*** Opening Provided entries ***

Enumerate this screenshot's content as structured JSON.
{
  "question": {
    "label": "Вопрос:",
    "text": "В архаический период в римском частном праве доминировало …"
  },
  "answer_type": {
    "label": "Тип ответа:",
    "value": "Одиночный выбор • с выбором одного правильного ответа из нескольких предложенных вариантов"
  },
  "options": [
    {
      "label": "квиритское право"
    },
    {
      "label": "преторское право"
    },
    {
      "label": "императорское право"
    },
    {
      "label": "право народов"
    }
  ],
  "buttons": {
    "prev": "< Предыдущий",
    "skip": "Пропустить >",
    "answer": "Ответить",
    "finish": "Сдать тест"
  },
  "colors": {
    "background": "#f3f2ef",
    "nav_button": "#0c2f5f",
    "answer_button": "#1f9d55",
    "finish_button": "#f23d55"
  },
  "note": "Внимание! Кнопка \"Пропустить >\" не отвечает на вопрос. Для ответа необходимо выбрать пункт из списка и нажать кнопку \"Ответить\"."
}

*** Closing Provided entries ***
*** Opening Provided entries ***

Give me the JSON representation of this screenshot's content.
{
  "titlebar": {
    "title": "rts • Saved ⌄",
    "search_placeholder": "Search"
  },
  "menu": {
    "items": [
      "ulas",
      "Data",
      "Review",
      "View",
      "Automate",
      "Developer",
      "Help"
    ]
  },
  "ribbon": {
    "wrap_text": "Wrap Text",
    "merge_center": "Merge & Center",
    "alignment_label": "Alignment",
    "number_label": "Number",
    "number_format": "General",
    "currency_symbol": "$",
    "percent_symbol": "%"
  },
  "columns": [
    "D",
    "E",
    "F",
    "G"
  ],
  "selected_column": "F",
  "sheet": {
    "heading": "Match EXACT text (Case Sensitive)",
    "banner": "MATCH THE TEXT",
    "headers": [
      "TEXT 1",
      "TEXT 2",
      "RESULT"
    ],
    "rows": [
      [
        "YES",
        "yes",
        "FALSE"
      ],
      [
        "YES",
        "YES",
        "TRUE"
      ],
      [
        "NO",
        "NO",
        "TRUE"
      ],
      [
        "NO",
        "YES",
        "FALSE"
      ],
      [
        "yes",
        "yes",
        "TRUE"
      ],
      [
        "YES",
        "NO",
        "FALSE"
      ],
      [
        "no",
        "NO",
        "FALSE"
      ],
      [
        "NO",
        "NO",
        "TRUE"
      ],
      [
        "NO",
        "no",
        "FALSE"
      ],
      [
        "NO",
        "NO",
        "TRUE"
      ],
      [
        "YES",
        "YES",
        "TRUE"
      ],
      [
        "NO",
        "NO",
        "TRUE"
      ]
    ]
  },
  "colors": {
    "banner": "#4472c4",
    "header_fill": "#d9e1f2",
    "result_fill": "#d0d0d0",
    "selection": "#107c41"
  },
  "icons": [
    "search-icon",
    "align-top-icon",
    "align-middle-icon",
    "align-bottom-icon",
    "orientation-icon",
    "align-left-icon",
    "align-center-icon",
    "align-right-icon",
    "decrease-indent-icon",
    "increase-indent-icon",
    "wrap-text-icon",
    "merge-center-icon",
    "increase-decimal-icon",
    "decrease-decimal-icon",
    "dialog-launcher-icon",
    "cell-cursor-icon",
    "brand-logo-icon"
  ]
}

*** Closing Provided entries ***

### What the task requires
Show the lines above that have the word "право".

### Solution to the exercise
      "label": "квиритское право"
      "label": "преторское право"
      "label": "императорское право"
      "label": "право народов"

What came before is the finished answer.